The mandate has also led to a new willingness among business leaders and government bodies to invest in BIM as a fundamental part of their growth and development strategies at a national level. “Our Smart Infrastructure team was in Indonesia last week where Mott MacDonald is providing BIM technical training as part of a government-funded sustainable development program,” Moulds says. “The main difference from three or four years ago, looking at stakeholders’ attitudes toward the UK mandate, is that there used to be reservation or doubt. Last week, there was little nervousness and much more positivity,” adding that, “in middle-income countries, applying BIM can really help with transparency and opening a path to tackle bribery and corruption.”
Once a project is underway, using BIM can mean significantly less time at the drawing boards. Citing a 2017 study of the approach taken on the Thames Tideway Tunnel—a London infrastructure project designed to reduce untreated sewage flow into the River Thames—Moulds says BIM model-based delivery led to far greater efficiency by reducing the number of 2D drawings required at early design stages and as changes were incorporated.
Predicted to take 18 months, the design for the joint venture by Costain, Vinci Construction Grands Projects, and Bachy Soletanche was completed in just 12 months.

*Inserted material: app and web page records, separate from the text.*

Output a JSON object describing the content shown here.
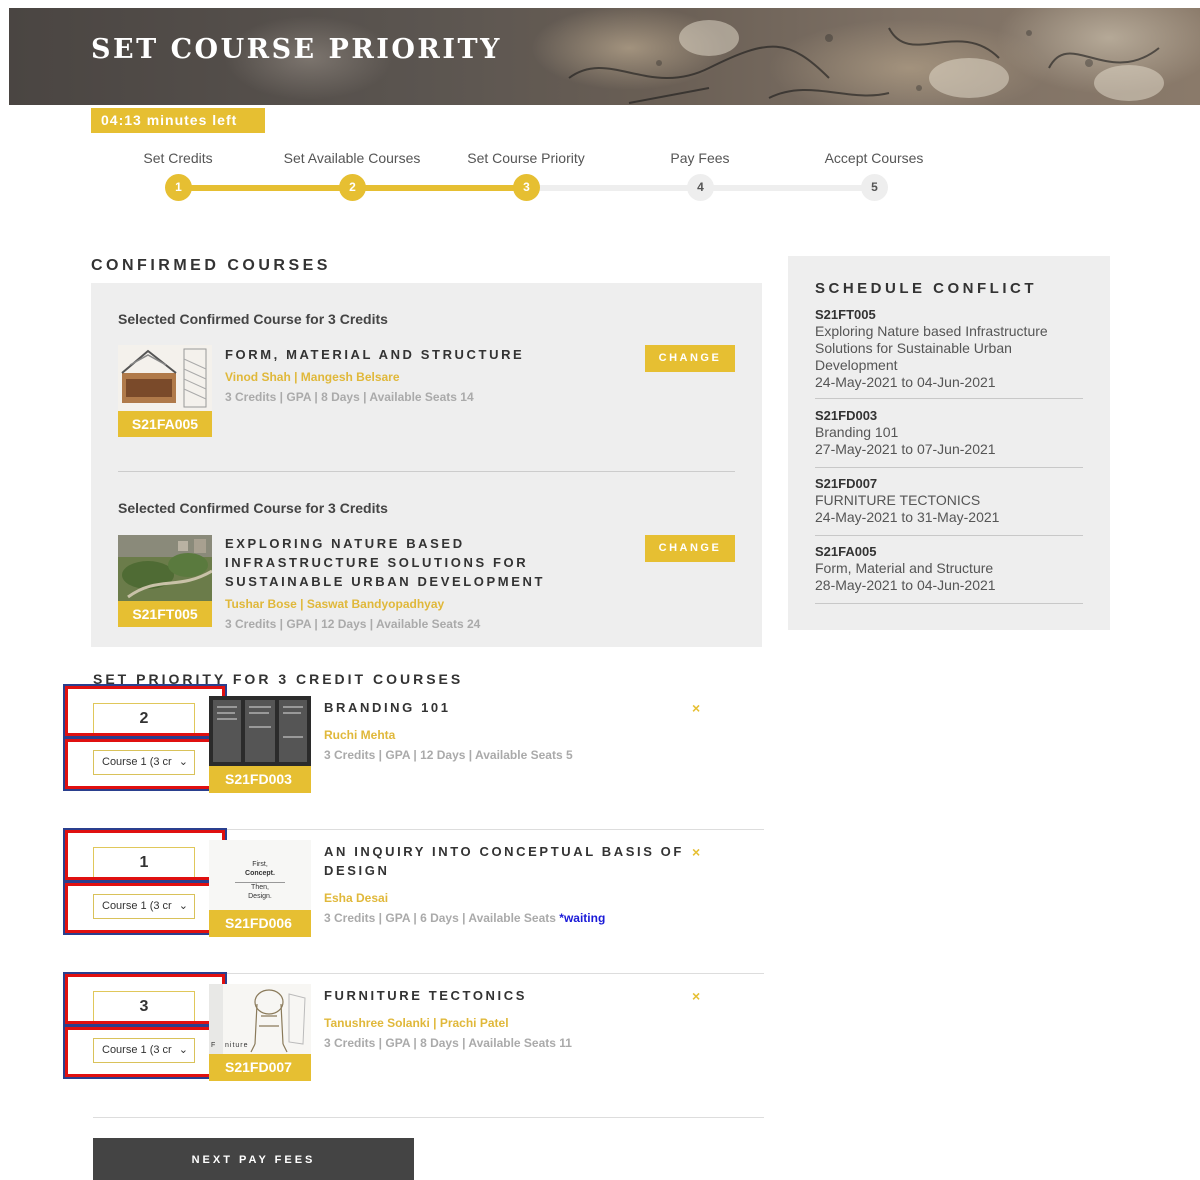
{
  "page": {
    "title": "SET COURSE PRIORITY",
    "timer": "04:13 minutes left"
  },
  "stepper": [
    {
      "label": "Set Credits",
      "number": "1",
      "state": "done"
    },
    {
      "label": "Set Available Courses",
      "number": "2",
      "state": "done"
    },
    {
      "label": "Set Course Priority",
      "number": "3",
      "state": "current"
    },
    {
      "label": "Pay Fees",
      "number": "4",
      "state": "todo"
    },
    {
      "label": "Accept Courses",
      "number": "5",
      "state": "todo"
    }
  ],
  "confirmed": {
    "heading": "CONFIRMED COURSES",
    "courses": [
      {
        "selected_label": "Selected Confirmed Course for 3 Credits",
        "title": "FORM, MATERIAL AND STRUCTURE",
        "faculty": "Vinod Shah | Mangesh Belsare",
        "meta": "3 Credits | GPA | 8 Days | Available Seats 14",
        "code": "S21FA005",
        "change_label": "CHANGE"
      },
      {
        "selected_label": "Selected Confirmed Course for 3 Credits",
        "title": "EXPLORING NATURE BASED INFRASTRUCTURE SOLUTIONS FOR SUSTAINABLE URBAN DEVELOPMENT",
        "faculty": "Tushar Bose | Saswat Bandyopadhyay",
        "meta": "3 Credits | GPA | 12 Days | Available Seats 24",
        "code": "S21FT005",
        "change_label": "CHANGE"
      }
    ]
  },
  "conflict": {
    "heading": "SCHEDULE CONFLICT",
    "items": [
      {
        "code": "S21FT005",
        "name": "Exploring Nature based Infrastructure Solutions for Sustainable Urban Development",
        "dates": "24-May-2021 to 04-Jun-2021"
      },
      {
        "code": "S21FD003",
        "name": "Branding 101",
        "dates": "27-May-2021 to 07-Jun-2021"
      },
      {
        "code": "S21FD007",
        "name": "FURNITURE TECTONICS",
        "dates": "24-May-2021 to 31-May-2021"
      },
      {
        "code": "S21FA005",
        "name": "Form, Material and Structure",
        "dates": "28-May-2021 to 04-Jun-2021"
      }
    ]
  },
  "priority": {
    "heading": "SET PRIORITY FOR 3 CREDIT COURSES",
    "rows": [
      {
        "priority": "2",
        "select_value": "Course 1 (3 cr",
        "title": "BRANDING 101",
        "faculty": "Ruchi Mehta",
        "meta": "3 Credits | GPA | 12 Days | Available Seats 5",
        "waiting": "",
        "code": "S21FD003",
        "remove": "×"
      },
      {
        "priority": "1",
        "select_value": "Course 1 (3 cr",
        "title": "AN INQUIRY INTO CONCEPTUAL BASIS OF DESIGN",
        "faculty": "Esha Desai",
        "meta": "3 Credits | GPA | 6 Days | Available Seats ",
        "waiting": "*waiting",
        "code": "S21FD006",
        "remove": "×",
        "thumb_text": [
          "First,",
          "Concept.",
          "Then,",
          "Design."
        ]
      },
      {
        "priority": "3",
        "select_value": "Course 1 (3 cr",
        "title": "FURNITURE TECTONICS",
        "faculty": "Tanushree Solanki | Prachi Patel",
        "meta": "3 Credits | GPA | 8 Days | Available Seats 11",
        "waiting": "",
        "code": "S21FD007",
        "remove": "×",
        "thumb_text": [
          "F",
          "niture"
        ]
      }
    ]
  },
  "footer": {
    "next_label": "NEXT PAY FEES"
  },
  "colors": {
    "accent": "#e6bf32",
    "panel": "#eeeeee",
    "highlight": "#e01010",
    "waiting": "#1a1ad8"
  },
  "icons": {
    "dropdown": "chevron-down-icon",
    "remove": "remove-icon"
  }
}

Mott MacDonald is also using BIM to design the complex Ordsall Chord railway expansion in Manchester, UK and Los Angeles Metro’s Regional Connector line—the first 3D design delivery for the Metro system.
4. Lead From the Top
Above all, Moulds says, leveraging the new collaborative BIM standards to cut project costs and pursue new business opportunities requires a proactive leader with the conviction to advocate for a digital-first approach. “In a traditional industry, there must be a push for the positive uptake of new ways of working,” Moulds says. “Sometimes there is reluctance, but if people actually trust in the process and believe their colleagues and stakeholders are increasingly working in this way, there is a huge amount of gain to be had.”